Indian Prime Minister Narendra Modi has met Russian President Vladimir Putin to discuss defence and trade relations as India attempts to balance its ties with the United States.
The agenda for the annual summit on Monday included political and defence issues, according to India’s Ministry of External Affairs.
The meeting between Modi and Putin in New Delhi comes hours after the defence and foreign ministers of the two countries held a strategic dialogue to discuss reinforcing ties between India and Russia.
The two countries also signed a slew of bilateral defence agreements, including India’s procurement of more than 600,000 assault rifles from Russia.
India’s Ministry of Defence called it a “landmark” deal that would replace a locally made rifle with a modern weapon, ending the “long quest” for its army’s needs.
India’s Foreign Secretary Harsh Vardhan Shringla said India and Russia signed 28 investment pacts on Monday, including deals on steel, shipbuilding, coal and energy.
India has also begun to receive S-400 missiles from Russia this month, Shringla said, adding that supplies would continue.
Speaking during the meeting, Modi said the agreements reached would be “beneficial across various sectors”.

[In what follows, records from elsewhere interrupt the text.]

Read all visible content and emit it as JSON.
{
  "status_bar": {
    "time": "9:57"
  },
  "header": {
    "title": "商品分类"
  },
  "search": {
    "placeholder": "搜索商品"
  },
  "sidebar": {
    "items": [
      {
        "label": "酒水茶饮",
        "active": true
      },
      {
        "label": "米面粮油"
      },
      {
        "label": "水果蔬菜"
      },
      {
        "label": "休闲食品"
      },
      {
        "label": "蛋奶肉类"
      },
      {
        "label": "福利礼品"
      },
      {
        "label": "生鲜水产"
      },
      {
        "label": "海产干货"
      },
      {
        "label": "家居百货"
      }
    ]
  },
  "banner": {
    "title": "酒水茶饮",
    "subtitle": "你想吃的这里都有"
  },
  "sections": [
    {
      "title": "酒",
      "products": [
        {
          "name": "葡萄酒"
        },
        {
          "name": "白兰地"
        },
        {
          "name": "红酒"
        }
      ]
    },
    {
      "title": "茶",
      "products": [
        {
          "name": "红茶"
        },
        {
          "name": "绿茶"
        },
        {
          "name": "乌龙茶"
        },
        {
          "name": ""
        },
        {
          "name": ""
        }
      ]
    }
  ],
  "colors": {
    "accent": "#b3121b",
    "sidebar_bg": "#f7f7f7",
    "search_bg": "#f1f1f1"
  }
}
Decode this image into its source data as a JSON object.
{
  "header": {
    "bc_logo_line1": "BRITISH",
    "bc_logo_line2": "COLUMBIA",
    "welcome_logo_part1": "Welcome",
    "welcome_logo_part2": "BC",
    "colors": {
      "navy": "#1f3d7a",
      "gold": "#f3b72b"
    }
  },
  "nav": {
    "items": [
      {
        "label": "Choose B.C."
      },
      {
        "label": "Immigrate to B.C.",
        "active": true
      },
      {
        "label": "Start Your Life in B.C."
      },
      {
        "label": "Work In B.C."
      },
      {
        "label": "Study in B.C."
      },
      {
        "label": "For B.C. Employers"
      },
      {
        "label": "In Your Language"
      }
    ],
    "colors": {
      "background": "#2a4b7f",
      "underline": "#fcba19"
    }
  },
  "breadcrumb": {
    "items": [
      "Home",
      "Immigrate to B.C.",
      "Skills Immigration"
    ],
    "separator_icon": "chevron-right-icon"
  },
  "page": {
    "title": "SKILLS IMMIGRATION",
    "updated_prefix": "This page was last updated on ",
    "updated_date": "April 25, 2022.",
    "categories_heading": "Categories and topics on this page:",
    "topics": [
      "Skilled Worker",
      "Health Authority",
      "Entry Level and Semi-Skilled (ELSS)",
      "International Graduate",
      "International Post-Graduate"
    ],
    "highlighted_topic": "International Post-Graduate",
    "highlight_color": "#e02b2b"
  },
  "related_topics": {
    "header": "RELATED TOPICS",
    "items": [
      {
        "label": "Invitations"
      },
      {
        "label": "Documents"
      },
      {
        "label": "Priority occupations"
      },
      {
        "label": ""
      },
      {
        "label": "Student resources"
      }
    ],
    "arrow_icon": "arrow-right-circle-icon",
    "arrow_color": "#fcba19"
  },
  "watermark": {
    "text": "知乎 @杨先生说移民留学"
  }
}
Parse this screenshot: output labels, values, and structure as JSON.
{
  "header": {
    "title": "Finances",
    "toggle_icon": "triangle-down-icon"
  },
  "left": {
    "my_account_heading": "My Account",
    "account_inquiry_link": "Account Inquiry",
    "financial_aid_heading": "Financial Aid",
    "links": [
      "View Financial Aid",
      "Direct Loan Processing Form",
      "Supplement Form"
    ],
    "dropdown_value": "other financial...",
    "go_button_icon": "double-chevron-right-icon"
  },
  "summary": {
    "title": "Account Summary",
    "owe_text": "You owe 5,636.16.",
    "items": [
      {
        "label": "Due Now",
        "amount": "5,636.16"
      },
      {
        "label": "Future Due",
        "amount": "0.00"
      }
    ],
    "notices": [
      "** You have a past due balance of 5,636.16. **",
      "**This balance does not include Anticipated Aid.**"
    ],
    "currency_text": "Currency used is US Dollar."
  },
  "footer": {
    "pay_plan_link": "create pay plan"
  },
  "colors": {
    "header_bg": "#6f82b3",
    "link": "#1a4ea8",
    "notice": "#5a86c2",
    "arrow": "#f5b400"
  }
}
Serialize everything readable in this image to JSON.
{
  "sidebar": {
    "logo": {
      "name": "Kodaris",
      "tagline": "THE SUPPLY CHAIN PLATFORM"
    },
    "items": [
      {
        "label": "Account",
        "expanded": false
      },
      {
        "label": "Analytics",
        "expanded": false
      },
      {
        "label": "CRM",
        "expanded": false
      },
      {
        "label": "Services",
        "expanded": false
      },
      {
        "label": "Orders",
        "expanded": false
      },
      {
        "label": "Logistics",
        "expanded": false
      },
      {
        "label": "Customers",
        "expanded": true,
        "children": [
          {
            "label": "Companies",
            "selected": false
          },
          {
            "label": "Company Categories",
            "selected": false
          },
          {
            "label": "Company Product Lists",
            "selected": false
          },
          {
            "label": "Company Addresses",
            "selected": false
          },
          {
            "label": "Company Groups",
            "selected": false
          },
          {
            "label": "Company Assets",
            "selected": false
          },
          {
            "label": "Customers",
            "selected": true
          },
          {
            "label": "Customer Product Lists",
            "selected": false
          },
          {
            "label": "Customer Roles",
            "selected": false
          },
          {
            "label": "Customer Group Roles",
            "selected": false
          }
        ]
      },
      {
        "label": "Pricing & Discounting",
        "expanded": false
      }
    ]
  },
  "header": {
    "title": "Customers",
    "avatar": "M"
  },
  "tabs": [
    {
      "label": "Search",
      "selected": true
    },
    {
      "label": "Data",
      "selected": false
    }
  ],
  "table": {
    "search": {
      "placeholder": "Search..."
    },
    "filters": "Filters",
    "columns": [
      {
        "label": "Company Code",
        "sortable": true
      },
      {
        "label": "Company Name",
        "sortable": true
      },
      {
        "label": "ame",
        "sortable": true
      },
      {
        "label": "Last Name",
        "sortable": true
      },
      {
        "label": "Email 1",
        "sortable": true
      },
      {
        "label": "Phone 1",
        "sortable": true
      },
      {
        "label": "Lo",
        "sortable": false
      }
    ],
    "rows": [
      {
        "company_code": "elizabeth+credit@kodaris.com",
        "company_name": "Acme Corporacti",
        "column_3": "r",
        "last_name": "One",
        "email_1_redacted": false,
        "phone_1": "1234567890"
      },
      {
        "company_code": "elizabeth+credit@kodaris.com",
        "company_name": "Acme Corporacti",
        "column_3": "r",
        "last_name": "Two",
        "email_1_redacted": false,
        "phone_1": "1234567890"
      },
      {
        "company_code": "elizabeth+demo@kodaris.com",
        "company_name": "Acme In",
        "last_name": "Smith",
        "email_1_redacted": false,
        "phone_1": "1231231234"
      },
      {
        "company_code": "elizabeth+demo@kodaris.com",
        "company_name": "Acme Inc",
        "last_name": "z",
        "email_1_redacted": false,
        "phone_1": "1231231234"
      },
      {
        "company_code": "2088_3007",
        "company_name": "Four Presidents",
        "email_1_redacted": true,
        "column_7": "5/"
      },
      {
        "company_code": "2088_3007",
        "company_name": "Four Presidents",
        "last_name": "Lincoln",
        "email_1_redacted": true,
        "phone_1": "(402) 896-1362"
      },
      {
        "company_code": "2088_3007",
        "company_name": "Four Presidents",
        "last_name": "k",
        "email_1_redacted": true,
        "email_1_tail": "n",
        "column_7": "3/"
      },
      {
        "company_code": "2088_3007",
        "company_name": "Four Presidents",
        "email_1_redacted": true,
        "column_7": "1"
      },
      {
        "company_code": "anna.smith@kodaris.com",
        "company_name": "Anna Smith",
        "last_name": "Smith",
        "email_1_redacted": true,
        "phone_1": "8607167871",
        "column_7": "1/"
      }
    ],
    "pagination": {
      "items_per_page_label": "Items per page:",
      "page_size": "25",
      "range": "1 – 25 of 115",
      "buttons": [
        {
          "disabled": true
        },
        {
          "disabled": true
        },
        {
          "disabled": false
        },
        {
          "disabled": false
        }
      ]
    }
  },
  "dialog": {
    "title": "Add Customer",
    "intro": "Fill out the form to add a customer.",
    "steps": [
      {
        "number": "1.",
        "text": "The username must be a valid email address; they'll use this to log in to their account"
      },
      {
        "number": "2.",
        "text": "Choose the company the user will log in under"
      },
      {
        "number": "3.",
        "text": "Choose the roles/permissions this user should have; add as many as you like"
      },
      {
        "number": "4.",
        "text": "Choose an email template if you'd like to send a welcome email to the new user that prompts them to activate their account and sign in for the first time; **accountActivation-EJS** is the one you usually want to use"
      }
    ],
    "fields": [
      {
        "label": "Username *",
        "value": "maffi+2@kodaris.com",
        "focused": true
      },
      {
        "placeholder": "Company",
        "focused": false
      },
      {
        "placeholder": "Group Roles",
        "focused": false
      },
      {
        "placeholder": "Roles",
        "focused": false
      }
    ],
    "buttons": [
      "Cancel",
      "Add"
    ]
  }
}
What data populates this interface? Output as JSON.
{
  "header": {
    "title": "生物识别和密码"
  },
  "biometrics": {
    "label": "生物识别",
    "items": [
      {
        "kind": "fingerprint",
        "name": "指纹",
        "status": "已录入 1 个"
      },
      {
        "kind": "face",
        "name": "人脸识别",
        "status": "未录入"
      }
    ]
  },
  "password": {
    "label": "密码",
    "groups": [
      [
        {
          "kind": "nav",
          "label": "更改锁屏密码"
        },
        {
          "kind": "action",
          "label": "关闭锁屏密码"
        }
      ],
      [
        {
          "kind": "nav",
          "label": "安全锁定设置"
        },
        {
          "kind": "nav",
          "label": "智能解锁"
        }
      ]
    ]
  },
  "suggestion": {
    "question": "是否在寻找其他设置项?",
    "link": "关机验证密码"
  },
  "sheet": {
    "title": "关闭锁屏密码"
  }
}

“Under the ‘Make in India’ programme, our co-development and co-production projects are making our defence cooperation stronger. Our cooperation is also progressing in the space and civil nuclear sectors,” Modi said.
The two countries also signed an agreement to extend their military technology cooperation for the next decade.
Speaking in the capital alongside Modi, Putin said: “Our colleagues, foreign and defence ministers are here; this is the first meeting in this format. It means that we continue to develop our relations on the international scene and in the military sphere.
“We perceive India as a great power, a friendly nation and a time-tested friend,” Putin said.
India and Russia have a long history of close ties and have already set a target of $30bn in bilateral trade by the end of 2025.
But recently, India has drawn closer to the United States, which it considers critical to countering China.
Putin has to contend with complex regional dynamics, with tensions mounting between New Delhi and Beijing, traditionally an ally of Moscow, following a months-long military standoff along their disputed border in eastern Ladakh. At least 20 Indian soldiers were killed in border clashes with China last year. China said it lost four soldiers.
Nandan Unnikrishnan from the New Delhi-based Observer Research Foundation think-tank told the AFP news agency that Putin’s visit was “hugely symbolic”.
“There has been a lot of speculation about the nature of the India-Russia relationship and whether it is fraying because of Russia’s closeness with China and India’s with the US, but this visit puts all that to rest,” Unnikrishnan said.
But Tatiana Belousova of OP Jindal Global University in Haryana said Russia’s influence in the region is “very limited”.
“Mostly because of its close ties with China and unwillingness to act in dissonance with the Chinese regional interests.”
Russia, meanwhile, has expressed reservations over the formation of the Quad, a grouping involving the US, India, Japan and Australia formed in response to China’s growing assertiveness in the Indo-Pacific region.
India’s foreign secretary said concern over the Indo-Pacific strategy was raised with Russia.
Putin and Modi also discussed the situation in Afghanistan, voicing their commitment to ensure that the country will never become a safe haven for international “terrorism”.